I’ve had insomnia since I quit smoking... Is this normal and how long can I expect it to last?


Some people have trouble sleeping or dream a lot more than usual when they quit smoking. Nicotine has a direct effect on the central nervous system and especially perturbs the sleep cycle. When you quit smoking, the body may be disturbed for several weeks before resuming its normal cycle.

Even if these symptoms last a short time, there’s nothing pleasant about them. Be patient and reassure yourself with the knowledge that studies have shown that non-smokers or ex-smokers have a deeper sleep that is more refreshing than do smokers. Thus, within a short time you will be more rested and have more energy to do things than before.

Here are some suggestions to help you sleep better:

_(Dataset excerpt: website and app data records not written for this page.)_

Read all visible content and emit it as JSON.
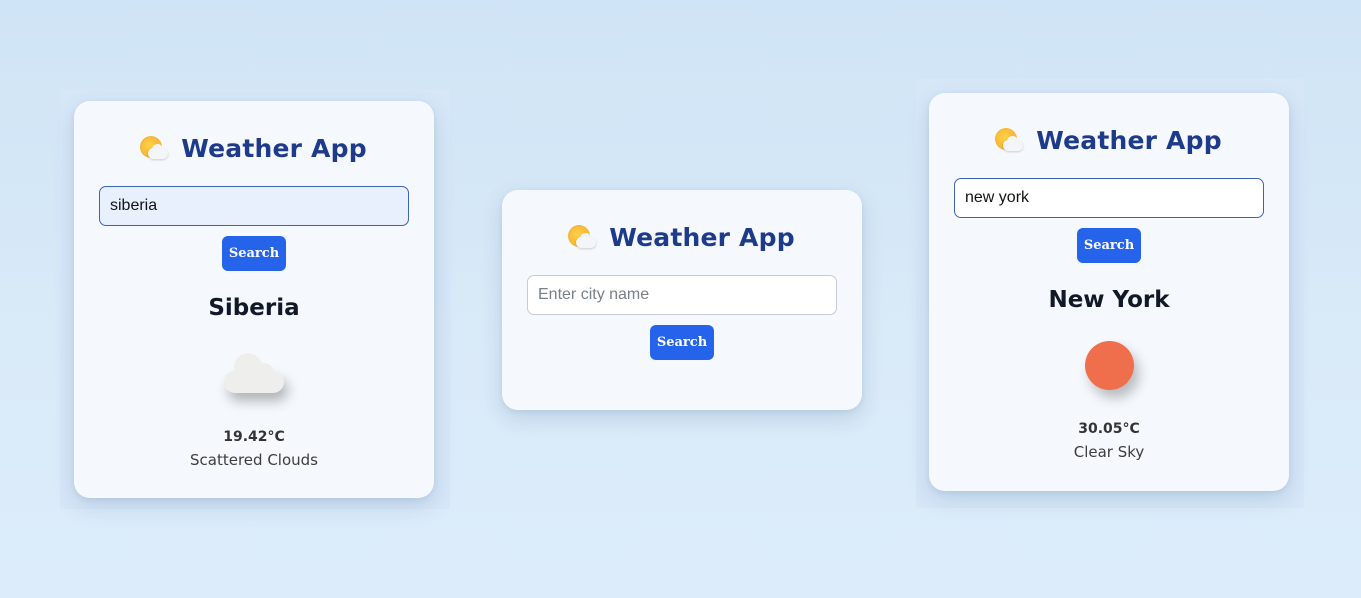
{
  "app": {
    "title": "Weather App",
    "logo_icon": "sun-behind-cloud-icon",
    "accent_color": "#2563eb",
    "title_color": "#1e3a8a"
  },
  "panels": [
    {
      "search": {
        "value": "siberia",
        "placeholder": "Enter city name",
        "button_label": "Search"
      },
      "result": {
        "city": "Siberia",
        "temperature": "19.42°C",
        "description": "Scattered Clouds",
        "icon": "cloud-icon"
      }
    },
    {
      "search": {
        "value": "",
        "placeholder": "Enter city name",
        "button_label": "Search"
      }
    },
    {
      "search": {
        "value": "new york",
        "placeholder": "Enter city name",
        "button_label": "Search"
      },
      "result": {
        "city": "New York",
        "temperature": "30.05°C",
        "description": "Clear Sky",
        "icon": "sun-icon",
        "icon_color": "#ef6f4d"
      }
    }
  ]
}
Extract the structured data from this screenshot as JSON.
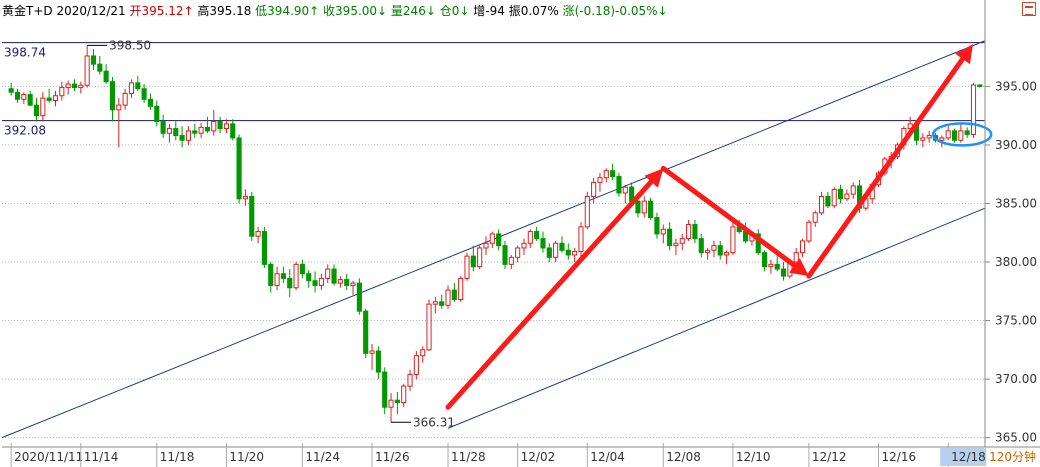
{
  "header": {
    "name": "黄金T+D",
    "date": "2020/12/21",
    "open": "开395.12↑",
    "high": "高395.18",
    "low": "低394.90↑",
    "close": "收395.00↓",
    "volume": "量246↓",
    "position": "仓0↓",
    "increase": "增-94",
    "amplitude": "振0.07%",
    "change": "涨(-0.18)-0.05%↓"
  },
  "period_label": "120分钟",
  "colors": {
    "up": "#e02020",
    "down": "#009900",
    "arrow": "#ff1a1a",
    "channel": "#1a3a8a",
    "ellipse": "#1e90ff",
    "grid": "#b8b8b8"
  },
  "chart_data": {
    "type": "candlestick",
    "x_ticks": [
      "2020/11/11",
      "11/14",
      "11/18",
      "11/20",
      "11/24",
      "11/26",
      "11/28",
      "12/02",
      "12/04",
      "12/08",
      "12/10",
      "12/12",
      "12/16",
      "12/18"
    ],
    "y_ticks": [
      395.0,
      390.0,
      385.0,
      380.0,
      375.0,
      370.0,
      365.0
    ],
    "ylim": [
      364.2,
      400.5
    ],
    "highlighted_price": "395.00",
    "annotations": [
      {
        "label": "398.74",
        "value": 398.74
      },
      {
        "label": "398.50",
        "value": 398.5
      },
      {
        "label": "392.08",
        "value": 392.08
      },
      {
        "label": "366.31",
        "value": 366.31
      }
    ],
    "horizontal_lines": [
      398.74,
      392.08
    ],
    "candles": [
      [
        394.8,
        395.3,
        394.2,
        394.5
      ],
      [
        394.5,
        394.8,
        393.6,
        393.9
      ],
      [
        393.9,
        394.5,
        393.5,
        394.3
      ],
      [
        394.3,
        394.6,
        393.3,
        393.4
      ],
      [
        393.4,
        394.0,
        392.0,
        392.5
      ],
      [
        392.5,
        394.5,
        392.0,
        394.0
      ],
      [
        394.0,
        394.8,
        393.6,
        393.8
      ],
      [
        393.8,
        394.6,
        393.3,
        394.2
      ],
      [
        394.2,
        395.4,
        393.8,
        394.9
      ],
      [
        394.9,
        395.5,
        394.3,
        395.2
      ],
      [
        395.2,
        395.6,
        394.6,
        394.9
      ],
      [
        394.9,
        395.4,
        394.4,
        395.1
      ],
      [
        395.1,
        398.5,
        394.9,
        397.6
      ],
      [
        397.6,
        398.2,
        396.4,
        396.9
      ],
      [
        396.9,
        397.6,
        396.0,
        396.3
      ],
      [
        396.3,
        396.9,
        395.2,
        395.4
      ],
      [
        395.4,
        395.8,
        392.0,
        393.0
      ],
      [
        393.0,
        394.0,
        389.8,
        393.4
      ],
      [
        393.4,
        394.8,
        393.0,
        394.4
      ],
      [
        394.4,
        395.6,
        394.0,
        395.3
      ],
      [
        395.3,
        395.9,
        394.6,
        394.8
      ],
      [
        394.8,
        395.2,
        393.6,
        393.9
      ],
      [
        393.9,
        394.4,
        393.0,
        393.3
      ],
      [
        393.3,
        393.8,
        391.6,
        392.0
      ],
      [
        392.0,
        392.6,
        390.6,
        391.0
      ],
      [
        391.0,
        391.8,
        390.2,
        391.4
      ],
      [
        391.4,
        392.0,
        390.4,
        390.8
      ],
      [
        390.8,
        391.6,
        389.8,
        390.4
      ],
      [
        390.4,
        391.6,
        390.0,
        391.2
      ],
      [
        391.2,
        391.8,
        390.6,
        391.0
      ],
      [
        391.0,
        391.9,
        390.6,
        391.5
      ],
      [
        391.5,
        392.4,
        391.0,
        391.2
      ],
      [
        391.2,
        393.0,
        390.8,
        392.0
      ],
      [
        392.0,
        392.4,
        391.0,
        391.4
      ],
      [
        391.4,
        392.2,
        391.0,
        391.8
      ],
      [
        391.8,
        392.2,
        390.4,
        390.6
      ],
      [
        390.6,
        390.9,
        385.0,
        385.4
      ],
      [
        385.4,
        386.2,
        384.8,
        385.6
      ],
      [
        385.6,
        386.0,
        381.8,
        382.2
      ],
      [
        382.2,
        383.0,
        381.6,
        382.6
      ],
      [
        382.6,
        383.0,
        379.5,
        379.8
      ],
      [
        379.8,
        380.0,
        377.4,
        378.0
      ],
      [
        378.0,
        379.6,
        377.6,
        379.0
      ],
      [
        379.0,
        379.6,
        378.2,
        378.6
      ],
      [
        378.6,
        379.4,
        377.0,
        377.8
      ],
      [
        377.8,
        380.0,
        377.6,
        379.8
      ],
      [
        379.8,
        380.2,
        378.6,
        379.0
      ],
      [
        379.0,
        379.3,
        377.8,
        378.4
      ],
      [
        378.4,
        379.2,
        377.4,
        378.0
      ],
      [
        378.0,
        379.0,
        377.6,
        378.6
      ],
      [
        378.6,
        379.8,
        378.2,
        379.4
      ],
      [
        379.4,
        379.8,
        378.0,
        378.2
      ],
      [
        378.2,
        378.8,
        377.8,
        378.5
      ],
      [
        378.5,
        379.0,
        377.6,
        378.0
      ],
      [
        378.0,
        378.4,
        377.2,
        378.2
      ],
      [
        378.2,
        378.6,
        375.5,
        375.8
      ],
      [
        375.8,
        376.0,
        371.8,
        372.2
      ],
      [
        372.2,
        373.0,
        370.8,
        372.4
      ],
      [
        372.4,
        372.8,
        370.0,
        370.6
      ],
      [
        370.6,
        371.0,
        367.0,
        367.6
      ],
      [
        367.6,
        368.8,
        366.31,
        368.2
      ],
      [
        368.2,
        368.9,
        367.0,
        368.0
      ],
      [
        368.0,
        369.6,
        367.6,
        369.4
      ],
      [
        369.4,
        370.8,
        369.0,
        370.4
      ],
      [
        370.4,
        372.4,
        370.0,
        372.0
      ],
      [
        372.0,
        372.8,
        371.4,
        372.5
      ],
      [
        372.5,
        376.8,
        372.4,
        376.4
      ],
      [
        376.4,
        377.0,
        375.6,
        376.6
      ],
      [
        376.6,
        377.2,
        376.0,
        376.3
      ],
      [
        376.3,
        378.0,
        376.0,
        377.6
      ],
      [
        377.6,
        378.2,
        376.6,
        376.8
      ],
      [
        376.8,
        378.8,
        376.6,
        378.6
      ],
      [
        378.6,
        380.8,
        378.4,
        380.5
      ],
      [
        380.5,
        381.4,
        379.2,
        379.6
      ],
      [
        379.6,
        381.4,
        379.4,
        381.2
      ],
      [
        381.2,
        382.2,
        380.6,
        381.6
      ],
      [
        381.6,
        382.6,
        381.2,
        382.4
      ],
      [
        382.4,
        382.8,
        381.0,
        381.4
      ],
      [
        381.4,
        381.8,
        379.4,
        379.8
      ],
      [
        379.8,
        380.6,
        379.4,
        380.4
      ],
      [
        380.4,
        381.4,
        380.0,
        381.2
      ],
      [
        381.2,
        382.0,
        380.6,
        381.6
      ],
      [
        381.6,
        382.8,
        381.2,
        382.6
      ],
      [
        382.6,
        383.0,
        381.8,
        382.0
      ],
      [
        382.0,
        382.6,
        380.8,
        381.2
      ],
      [
        381.2,
        381.6,
        380.0,
        380.4
      ],
      [
        380.4,
        381.8,
        380.0,
        381.6
      ],
      [
        381.6,
        382.2,
        380.8,
        381.0
      ],
      [
        381.0,
        381.6,
        380.2,
        380.6
      ],
      [
        380.6,
        381.2,
        380.0,
        380.9
      ],
      [
        380.9,
        383.4,
        380.4,
        383.0
      ],
      [
        383.0,
        386.0,
        382.8,
        385.6
      ],
      [
        385.6,
        387.2,
        385.0,
        386.8
      ],
      [
        386.8,
        387.6,
        386.0,
        387.2
      ],
      [
        387.2,
        388.0,
        386.8,
        387.8
      ],
      [
        387.8,
        388.4,
        387.0,
        387.3
      ],
      [
        387.3,
        387.6,
        385.6,
        385.9
      ],
      [
        385.9,
        386.6,
        385.0,
        386.4
      ],
      [
        386.4,
        386.8,
        384.8,
        385.2
      ],
      [
        385.2,
        385.6,
        383.8,
        384.2
      ],
      [
        384.2,
        385.6,
        383.8,
        385.2
      ],
      [
        385.2,
        385.5,
        383.6,
        383.8
      ],
      [
        383.8,
        384.2,
        382.0,
        382.4
      ],
      [
        382.4,
        383.2,
        381.6,
        382.8
      ],
      [
        382.8,
        383.4,
        381.0,
        381.4
      ],
      [
        381.4,
        382.0,
        380.6,
        381.6
      ],
      [
        381.6,
        382.4,
        381.0,
        382.0
      ],
      [
        382.0,
        383.6,
        381.8,
        383.2
      ],
      [
        383.2,
        383.6,
        381.6,
        382.0
      ],
      [
        382.0,
        382.4,
        380.4,
        380.8
      ],
      [
        380.8,
        381.2,
        380.2,
        381.0
      ],
      [
        381.0,
        381.8,
        380.4,
        381.4
      ],
      [
        381.4,
        381.8,
        380.2,
        380.6
      ],
      [
        380.6,
        381.0,
        379.8,
        380.8
      ],
      [
        380.8,
        383.4,
        380.6,
        383.0
      ],
      [
        383.0,
        383.6,
        382.4,
        382.6
      ],
      [
        382.6,
        383.4,
        381.6,
        381.8
      ],
      [
        381.8,
        382.6,
        381.4,
        382.4
      ],
      [
        382.4,
        382.8,
        380.6,
        380.8
      ],
      [
        380.8,
        381.0,
        379.2,
        379.6
      ],
      [
        379.6,
        380.2,
        379.0,
        379.8
      ],
      [
        379.8,
        380.6,
        379.2,
        379.4
      ],
      [
        379.4,
        380.0,
        378.4,
        378.8
      ],
      [
        378.8,
        380.2,
        378.6,
        380.0
      ],
      [
        380.0,
        381.2,
        379.6,
        380.8
      ],
      [
        380.8,
        382.0,
        380.4,
        381.8
      ],
      [
        381.8,
        383.6,
        381.6,
        383.4
      ],
      [
        383.4,
        384.4,
        383.0,
        384.2
      ],
      [
        384.2,
        386.0,
        384.0,
        385.6
      ],
      [
        385.6,
        386.0,
        384.6,
        384.8
      ],
      [
        384.8,
        386.4,
        384.6,
        386.2
      ],
      [
        386.2,
        386.6,
        385.0,
        385.4
      ],
      [
        385.4,
        386.2,
        385.2,
        385.8
      ],
      [
        385.8,
        386.8,
        385.4,
        386.5
      ],
      [
        386.5,
        387.0,
        384.2,
        384.6
      ],
      [
        384.6,
        385.6,
        384.4,
        385.4
      ],
      [
        385.4,
        386.8,
        385.0,
        386.6
      ],
      [
        386.6,
        387.8,
        386.4,
        387.6
      ],
      [
        387.6,
        389.0,
        387.4,
        388.8
      ],
      [
        388.8,
        389.4,
        388.0,
        389.0
      ],
      [
        389.0,
        390.2,
        388.8,
        390.0
      ],
      [
        390.0,
        391.6,
        389.6,
        391.4
      ],
      [
        391.4,
        392.4,
        391.0,
        391.8
      ],
      [
        391.8,
        392.0,
        390.0,
        390.4
      ],
      [
        390.4,
        391.0,
        389.8,
        390.6
      ],
      [
        390.6,
        391.2,
        390.2,
        390.8
      ],
      [
        390.8,
        391.0,
        390.2,
        390.4
      ],
      [
        390.4,
        390.8,
        389.8,
        390.6
      ],
      [
        390.6,
        391.6,
        390.4,
        391.2
      ],
      [
        391.2,
        391.4,
        390.2,
        390.4
      ],
      [
        390.4,
        391.8,
        390.2,
        391.2
      ],
      [
        391.2,
        391.5,
        390.6,
        390.9
      ],
      [
        390.9,
        395.3,
        390.6,
        395.12
      ],
      [
        395.12,
        395.18,
        394.9,
        395.0
      ]
    ],
    "channel_lines": [
      {
        "from": [
          "start",
          365.0
        ],
        "to": [
          "end",
          398.9
        ]
      },
      {
        "from": [
          "11/28",
          365.8
        ],
        "to": [
          "end",
          384.6
        ]
      }
    ],
    "arrows": [
      {
        "from": [
          "11/28",
          367.6
        ],
        "to": [
          "12/08",
          388.0
        ]
      },
      {
        "from": [
          "12/08",
          388.0
        ],
        "to": [
          "12/12",
          378.8
        ]
      },
      {
        "from": [
          "12/12",
          378.8
        ],
        "to": [
          "end",
          398.6
        ]
      }
    ],
    "ellipse": {
      "center": [
        "12/18",
        390.9
      ]
    }
  }
}
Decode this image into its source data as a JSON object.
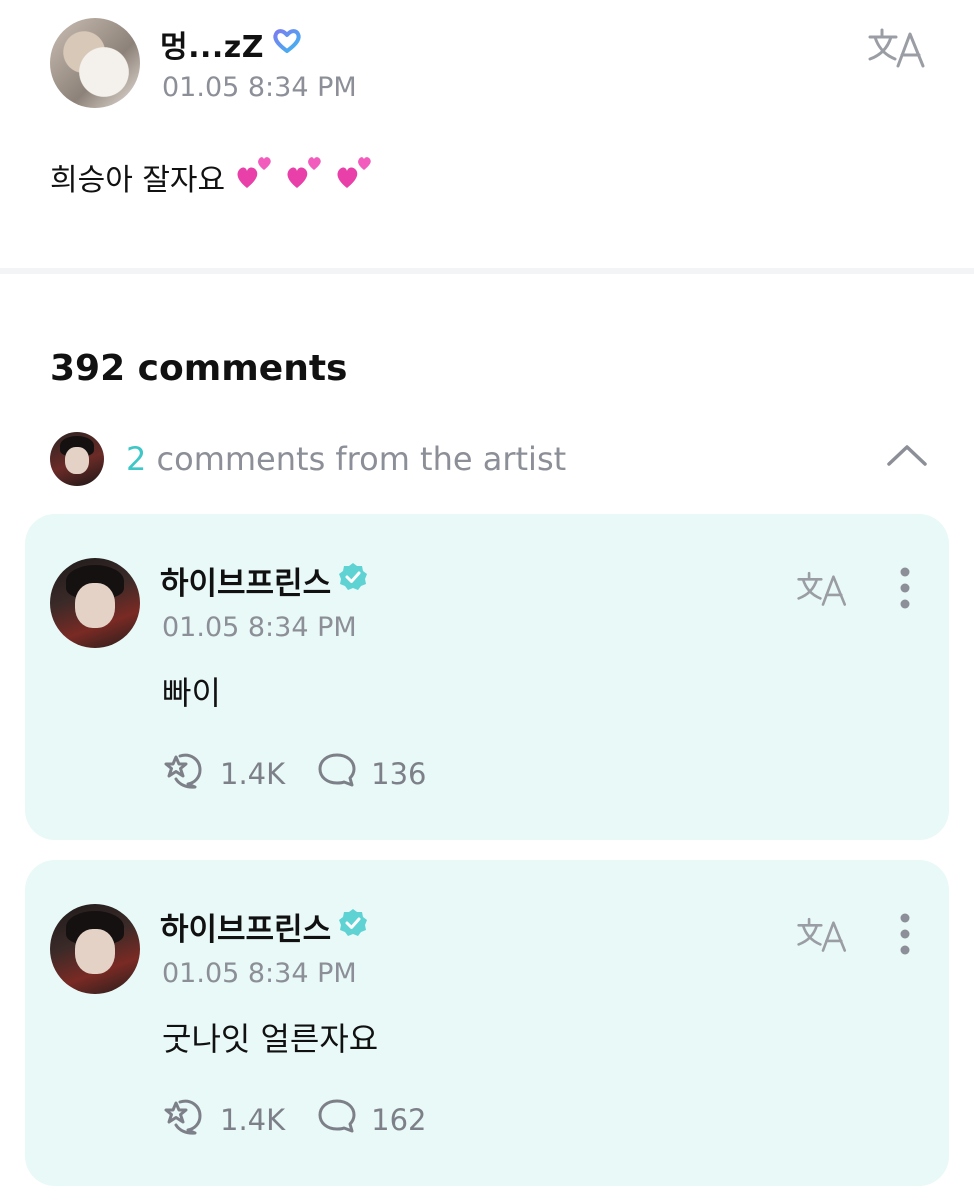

  • Enjoy a relaxed atmosphere before going to bed.
  • Only go to bed if you feel tired.
  • Practice a physical activity during the day, ideally not too close to your bedtime.
  • Eat and drink moderately in the evening and avoid taking stimulants such as coffee, soft drinks with caffeine and alcohol.
  • If you use patches, verify the dosage with your pharmacist or healthcare professional. Insomnia may be caused by an overdose of nicotine.

Other factors may also be at play, so if your sleep problems persist or intensify, by all means consult a physician.

Is it normal to feel a little down when quitting smoking?


In fact, the way nicotine works on the brain could very well be the reason. In short, nicotine interferes with the brain’s reward system and generates an additional dose of dopamine. This dopamine surplus has a direct effect on a person’s humour and on the ephemeral feeling of well-being that a smoker gets with each cigarette. We can compare the effect to that of a roller coaster: when you are at the top you feel the excitation and anticipation of pleasure, and when you are at the bottom you only aspire to climbing back up and no longer feeling the pain of withdrawal.

To diminish the unpleasant state related to tobacco withdrawal, the ex-smoker has to relearn to produce dopamine naturally, without needing nicotine to do it. Physical exercise, creative or comforting activities, or simply pleasing yourself with a reward could play this role.

Here are some useful questions to help you find rewards that work for you:

  • What are my major interests?
  • What are my hobbies?
  • What would I like to receive as a gift?
  • Who do I like to be with and what do I like to do with them?
  • What do I do to relax, to have fun?

You can even concoct a calendar of rewards, a way to stimulate your little daily dose of well-being, feeling good. So stop holding back, give yourself some pleasure and do things you enjoy. It can only brighten your day and make you feel better.